  • Bachelor-Thesis: Real-Time Hair Simulation and Rendering

    My bachelor thesis presents real-time techniques for virtual hair generation, simulation and rendering and discusses a prototype which has been implemented within the scope of this thesis. After examining properties of human hair in section 2, section 3 outlines simulation methods and explains mass-spring systems. All simulation methods are based on particles, which are used to generate geometry (section 4) and to subsequently render hair strands. The Kajiya and Kay’s, Marschner and an artist friendly shading system are reviewed in section, before describing shadow and self-shadowing techniques, such as deep opacity maps in section 5. While the subjects of the first sections are platform-independent methods and properties, section 6 presents DirectX 11-oriented implementation details. Finally, the prototype is used to analyse the quality as well as the efficiency of covered techniques in section 7.

  • 3DCIS: A Real-time Browser-rendered 3D Campus Information System Based On WebGL

    Most of the current real-time 3D web applications are only available with plug-ins as Flash or additional software as Java. Avoiding this drawback, the new WebGL technology provides hardware accelerated computer graphics for web browsers without requiring plug-ins. Using Blender, WebGL, the WebGL-expanding framework GLGE, and an in-house developed exporter B2G from Blender to GLGE we have realized the cutting-edge web application 3DCIS based on a complex 3D model of our campus. With 3DCIS one is able to explore the campus interactively and to become acquainted with local persons and institutions.
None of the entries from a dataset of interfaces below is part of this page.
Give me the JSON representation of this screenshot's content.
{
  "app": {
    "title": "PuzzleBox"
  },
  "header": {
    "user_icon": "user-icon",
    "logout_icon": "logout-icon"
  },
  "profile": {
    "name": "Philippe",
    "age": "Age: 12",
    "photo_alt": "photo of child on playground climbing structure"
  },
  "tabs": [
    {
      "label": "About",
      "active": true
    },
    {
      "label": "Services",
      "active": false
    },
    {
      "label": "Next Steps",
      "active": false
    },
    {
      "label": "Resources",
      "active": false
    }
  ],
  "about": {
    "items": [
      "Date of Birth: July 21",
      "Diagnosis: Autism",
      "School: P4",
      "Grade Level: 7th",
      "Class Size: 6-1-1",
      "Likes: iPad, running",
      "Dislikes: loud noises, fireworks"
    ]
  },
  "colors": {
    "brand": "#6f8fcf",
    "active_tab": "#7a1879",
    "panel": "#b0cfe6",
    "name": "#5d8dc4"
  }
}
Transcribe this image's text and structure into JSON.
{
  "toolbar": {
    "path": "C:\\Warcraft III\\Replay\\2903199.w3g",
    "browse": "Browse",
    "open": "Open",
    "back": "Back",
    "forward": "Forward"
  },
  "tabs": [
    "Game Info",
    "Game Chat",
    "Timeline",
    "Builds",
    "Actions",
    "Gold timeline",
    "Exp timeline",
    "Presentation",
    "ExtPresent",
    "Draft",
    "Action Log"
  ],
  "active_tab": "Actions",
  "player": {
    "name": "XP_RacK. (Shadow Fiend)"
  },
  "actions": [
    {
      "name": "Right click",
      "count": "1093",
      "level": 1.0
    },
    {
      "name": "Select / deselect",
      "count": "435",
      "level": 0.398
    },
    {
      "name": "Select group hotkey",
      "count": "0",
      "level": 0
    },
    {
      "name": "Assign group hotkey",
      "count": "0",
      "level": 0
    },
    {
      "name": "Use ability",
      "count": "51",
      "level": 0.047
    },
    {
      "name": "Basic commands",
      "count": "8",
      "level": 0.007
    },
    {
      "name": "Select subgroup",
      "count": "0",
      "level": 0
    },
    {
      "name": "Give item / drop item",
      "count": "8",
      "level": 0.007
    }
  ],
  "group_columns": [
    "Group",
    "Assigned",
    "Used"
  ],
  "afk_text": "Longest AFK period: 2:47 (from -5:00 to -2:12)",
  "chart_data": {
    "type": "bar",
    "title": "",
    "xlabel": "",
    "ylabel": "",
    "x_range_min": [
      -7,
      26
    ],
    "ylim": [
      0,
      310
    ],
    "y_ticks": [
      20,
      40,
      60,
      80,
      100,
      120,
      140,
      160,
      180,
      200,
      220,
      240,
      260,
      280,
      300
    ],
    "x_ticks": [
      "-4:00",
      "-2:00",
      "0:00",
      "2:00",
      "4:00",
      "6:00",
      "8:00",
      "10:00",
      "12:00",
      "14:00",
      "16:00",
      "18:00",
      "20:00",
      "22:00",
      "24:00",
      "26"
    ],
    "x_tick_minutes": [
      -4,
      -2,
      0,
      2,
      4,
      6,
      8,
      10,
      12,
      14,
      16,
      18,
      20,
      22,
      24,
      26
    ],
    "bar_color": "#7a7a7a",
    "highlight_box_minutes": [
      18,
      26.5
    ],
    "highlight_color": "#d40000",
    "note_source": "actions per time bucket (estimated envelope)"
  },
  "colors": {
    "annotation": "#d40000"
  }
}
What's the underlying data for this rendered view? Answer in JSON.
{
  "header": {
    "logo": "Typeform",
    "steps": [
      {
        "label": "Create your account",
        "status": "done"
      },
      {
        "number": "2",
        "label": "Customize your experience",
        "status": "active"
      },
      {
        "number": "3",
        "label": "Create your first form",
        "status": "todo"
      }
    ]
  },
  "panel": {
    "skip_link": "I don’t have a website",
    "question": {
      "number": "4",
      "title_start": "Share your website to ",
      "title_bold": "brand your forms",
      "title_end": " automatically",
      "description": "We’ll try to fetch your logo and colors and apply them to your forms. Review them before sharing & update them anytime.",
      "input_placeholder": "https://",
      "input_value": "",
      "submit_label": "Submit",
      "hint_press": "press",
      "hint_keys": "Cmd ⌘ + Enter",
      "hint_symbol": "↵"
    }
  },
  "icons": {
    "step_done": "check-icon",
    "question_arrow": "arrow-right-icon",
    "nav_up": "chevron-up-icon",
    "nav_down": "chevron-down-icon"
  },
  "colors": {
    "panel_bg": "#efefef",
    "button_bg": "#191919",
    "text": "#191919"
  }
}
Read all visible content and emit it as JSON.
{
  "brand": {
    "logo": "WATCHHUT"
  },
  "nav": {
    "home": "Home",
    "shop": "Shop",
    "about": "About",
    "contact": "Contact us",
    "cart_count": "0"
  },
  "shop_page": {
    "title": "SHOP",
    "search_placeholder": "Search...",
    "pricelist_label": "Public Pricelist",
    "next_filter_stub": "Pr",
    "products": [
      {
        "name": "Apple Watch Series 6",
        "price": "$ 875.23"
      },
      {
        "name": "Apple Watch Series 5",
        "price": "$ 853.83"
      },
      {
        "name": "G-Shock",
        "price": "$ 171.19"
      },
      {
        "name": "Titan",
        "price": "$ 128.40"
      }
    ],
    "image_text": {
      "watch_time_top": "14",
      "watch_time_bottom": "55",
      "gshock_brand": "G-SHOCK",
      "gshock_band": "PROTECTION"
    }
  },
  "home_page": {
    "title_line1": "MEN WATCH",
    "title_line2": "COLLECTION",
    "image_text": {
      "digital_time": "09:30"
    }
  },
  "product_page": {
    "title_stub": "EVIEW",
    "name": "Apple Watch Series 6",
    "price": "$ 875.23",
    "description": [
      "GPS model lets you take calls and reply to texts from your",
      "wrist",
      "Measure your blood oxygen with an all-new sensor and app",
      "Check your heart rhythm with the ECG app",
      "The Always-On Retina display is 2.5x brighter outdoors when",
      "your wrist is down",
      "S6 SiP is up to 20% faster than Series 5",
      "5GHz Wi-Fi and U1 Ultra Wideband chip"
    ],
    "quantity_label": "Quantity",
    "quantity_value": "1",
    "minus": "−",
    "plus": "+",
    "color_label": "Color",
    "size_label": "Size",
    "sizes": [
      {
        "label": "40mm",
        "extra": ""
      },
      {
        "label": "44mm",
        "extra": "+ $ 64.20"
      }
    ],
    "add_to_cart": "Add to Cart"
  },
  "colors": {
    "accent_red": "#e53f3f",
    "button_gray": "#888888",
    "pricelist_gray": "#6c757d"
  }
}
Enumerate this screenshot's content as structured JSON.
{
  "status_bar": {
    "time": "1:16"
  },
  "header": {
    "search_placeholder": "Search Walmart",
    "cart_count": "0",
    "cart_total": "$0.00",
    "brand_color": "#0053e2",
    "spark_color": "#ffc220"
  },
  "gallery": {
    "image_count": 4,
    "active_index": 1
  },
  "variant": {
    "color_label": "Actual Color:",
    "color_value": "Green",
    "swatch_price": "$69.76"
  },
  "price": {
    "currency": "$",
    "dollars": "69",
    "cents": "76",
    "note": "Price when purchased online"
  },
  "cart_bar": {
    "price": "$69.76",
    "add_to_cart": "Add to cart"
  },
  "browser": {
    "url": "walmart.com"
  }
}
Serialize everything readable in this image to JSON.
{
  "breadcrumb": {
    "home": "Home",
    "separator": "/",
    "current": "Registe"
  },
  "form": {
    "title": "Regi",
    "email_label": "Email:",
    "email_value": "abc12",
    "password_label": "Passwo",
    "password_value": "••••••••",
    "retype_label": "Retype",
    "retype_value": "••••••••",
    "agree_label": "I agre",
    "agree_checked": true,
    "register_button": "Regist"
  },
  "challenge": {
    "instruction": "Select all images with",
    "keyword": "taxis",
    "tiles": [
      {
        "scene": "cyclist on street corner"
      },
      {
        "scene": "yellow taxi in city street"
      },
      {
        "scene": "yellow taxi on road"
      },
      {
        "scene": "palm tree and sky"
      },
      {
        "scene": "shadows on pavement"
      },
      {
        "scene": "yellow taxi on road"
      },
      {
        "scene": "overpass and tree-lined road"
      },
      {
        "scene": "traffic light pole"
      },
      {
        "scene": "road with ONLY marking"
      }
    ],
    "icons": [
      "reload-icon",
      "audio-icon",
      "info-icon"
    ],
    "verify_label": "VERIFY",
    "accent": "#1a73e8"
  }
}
Textual information about buildings, rooms and persons is linked with 3D model information to enhance the intuitive experience of 3DCIS.